The management of Slovenia’s sole nuclear power plant Krsko said that the plant will introduce dry storage of spent nuclear fuel, currently the safest way to store such fuel.
The project is worth around 100 million euros, and the storage has a lifespan of 100 years. NEK Board member Sasa Medakovic said that several legal procedures were necessary to introduce dry storage, and that the dry storage building has dimensions of 50 by 70 by 20 meters.
The reinforced concrete slab is 1.75 meters thick, including the perimeter walls that provide flood protection and enable anchoring of storage containers.
The project was prepared for almost eight years, and the storage facility has been verified with a hundred year guarantee. Spent fuel elements will now be stored in a more modern and safer way. Medakovic said that wet storage, a cheaper project, was also considered, but NEK opted for a safer and more modern option.
Disposal of spent nuclear fuel and low and intermediate level radioactive waste is the obligation of Slovenia and Croatia, which are inclined towards a joint solution, Medakovic said, adding that the solution is moving towards deep geological disposal. He added that locations for such disposal are not currently being considered.

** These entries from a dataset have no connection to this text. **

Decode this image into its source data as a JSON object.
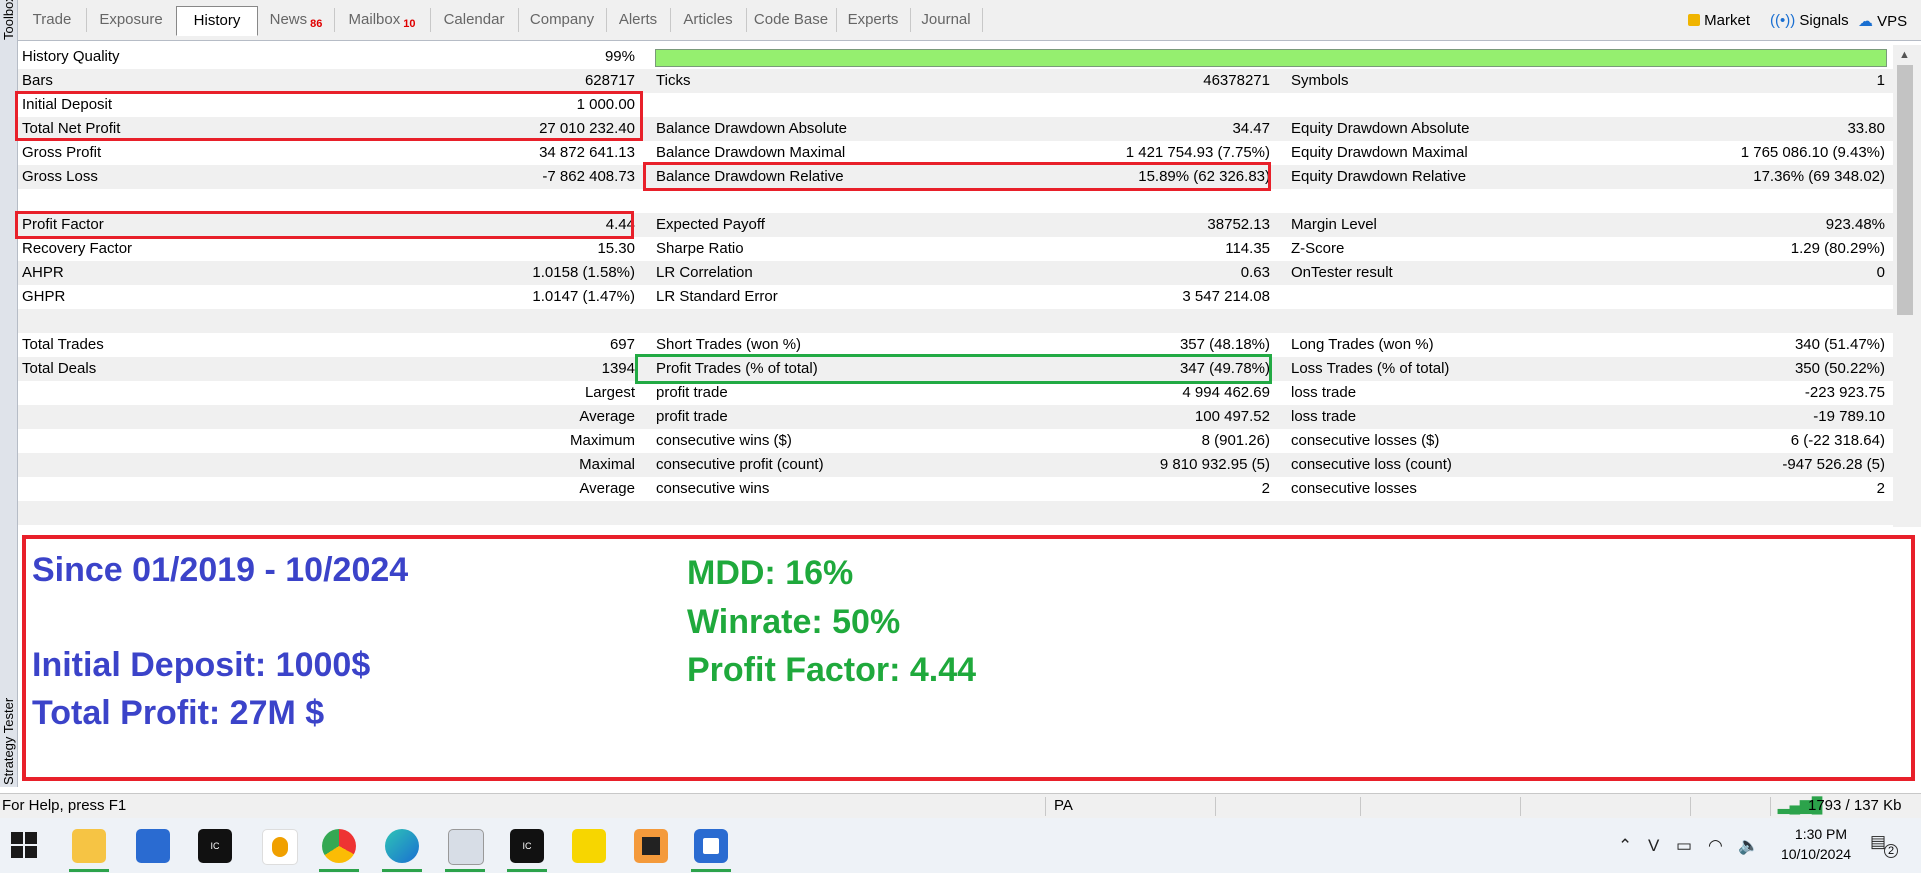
{
  "left_strip": {
    "toolbox_label": "Toolbox",
    "strategy_label": "Strategy Tester"
  },
  "tabs": [
    {
      "label": "Trade"
    },
    {
      "label": "Exposure"
    },
    {
      "label": "History"
    },
    {
      "label": "News",
      "badge": "86"
    },
    {
      "label": "Mailbox",
      "badge": "10"
    },
    {
      "label": "Calendar"
    },
    {
      "label": "Company"
    },
    {
      "label": "Alerts"
    },
    {
      "label": "Articles"
    },
    {
      "label": "Code Base"
    },
    {
      "label": "Experts"
    },
    {
      "label": "Journal"
    }
  ],
  "right_links": {
    "market": "Market",
    "signals": "Signals",
    "vps": "VPS"
  },
  "report": {
    "history_quality": {
      "label": "History Quality",
      "value": "99%",
      "bar_fraction": 1.0
    },
    "bars": {
      "label": "Bars",
      "value": "628717"
    },
    "ticks": {
      "label": "Ticks",
      "value": "46378271"
    },
    "symbols": {
      "label": "Symbols",
      "value": "1"
    },
    "initial_deposit": {
      "label": "Initial Deposit",
      "value": "1 000.00"
    },
    "total_net_profit": {
      "label": "Total Net Profit",
      "value": "27 010 232.40"
    },
    "gross_profit": {
      "label": "Gross Profit",
      "value": "34 872 641.13"
    },
    "gross_loss": {
      "label": "Gross Loss",
      "value": "-7 862 408.73"
    },
    "bal_dd_abs": {
      "label": "Balance Drawdown Absolute",
      "value": "34.47"
    },
    "bal_dd_max": {
      "label": "Balance Drawdown Maximal",
      "value": "1 421 754.93 (7.75%)"
    },
    "bal_dd_rel": {
      "label": "Balance Drawdown Relative",
      "value": "15.89% (62 326.83)"
    },
    "eq_dd_abs": {
      "label": "Equity Drawdown Absolute",
      "value": "33.80"
    },
    "eq_dd_max": {
      "label": "Equity Drawdown Maximal",
      "value": "1 765 086.10 (9.43%)"
    },
    "eq_dd_rel": {
      "label": "Equity Drawdown Relative",
      "value": "17.36% (69 348.02)"
    },
    "profit_factor": {
      "label": "Profit Factor",
      "value": "4.44"
    },
    "recovery_factor": {
      "label": "Recovery Factor",
      "value": "15.30"
    },
    "ahpr": {
      "label": "AHPR",
      "value": "1.0158 (1.58%)"
    },
    "ghpr": {
      "label": "GHPR",
      "value": "1.0147 (1.47%)"
    },
    "expected_payoff": {
      "label": "Expected Payoff",
      "value": "38752.13"
    },
    "sharpe": {
      "label": "Sharpe Ratio",
      "value": "114.35"
    },
    "lr_corr": {
      "label": "LR Correlation",
      "value": "0.63"
    },
    "lr_err": {
      "label": "LR Standard Error",
      "value": "3 547 214.08"
    },
    "margin_level": {
      "label": "Margin Level",
      "value": "923.48%"
    },
    "z_score": {
      "label": "Z-Score",
      "value": "1.29 (80.29%)"
    },
    "ontester": {
      "label": "OnTester result",
      "value": "0"
    },
    "total_trades": {
      "label": "Total Trades",
      "value": "697"
    },
    "total_deals": {
      "label": "Total Deals",
      "value": "1394"
    },
    "short_trades": {
      "label": "Short Trades (won %)",
      "value": "357 (48.18%)"
    },
    "profit_trades": {
      "label": "Profit Trades (% of total)",
      "value": "347 (49.78%)"
    },
    "long_trades": {
      "label": "Long Trades (won %)",
      "value": "340 (51.47%)"
    },
    "loss_trades": {
      "label": "Loss Trades (% of total)",
      "value": "350 (50.22%)"
    },
    "rows": [
      {
        "prefix": "Largest",
        "l1": "profit trade",
        "v1": "4 994 462.69",
        "l2": "loss trade",
        "v2": "-223 923.75"
      },
      {
        "prefix": "Average",
        "l1": "profit trade",
        "v1": "100 497.52",
        "l2": "loss trade",
        "v2": "-19 789.10"
      },
      {
        "prefix": "Maximum",
        "l1": "consecutive wins ($)",
        "v1": "8 (901.26)",
        "l2": "consecutive losses ($)",
        "v2": "6 (-22 318.64)"
      },
      {
        "prefix": "Maximal",
        "l1": "consecutive profit (count)",
        "v1": "9 810 932.95 (5)",
        "l2": "consecutive loss (count)",
        "v2": "-947 526.28 (5)"
      },
      {
        "prefix": "Average",
        "l1": "consecutive wins",
        "v1": "2",
        "l2": "consecutive losses",
        "v2": "2"
      }
    ]
  },
  "summary": {
    "period": "Since 01/2019 - 10/2024",
    "initial_deposit": "Initial Deposit:  1000$",
    "total_profit": "Total Profit: 27M $",
    "mdd": "MDD: 16%",
    "winrate": "Winrate:  50%",
    "profit_factor": "Profit Factor: 4.44"
  },
  "status_bar": {
    "help": "For Help, press F1",
    "profile": "PA",
    "traffic": "1793 / 137 Kb"
  },
  "taskbar": {
    "time": "1:30 PM",
    "date": "10/10/2024",
    "notification_count": "2"
  }
}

The construction of the dry storage building was completed in January. The advantages of dry storage of spent fuel are greater safety compared to the existing method of disposal in a pool, long term cooling without the need for cooling systems (cooling with air flow), minimal required maintenance of the facility, and minimal impact on the environment.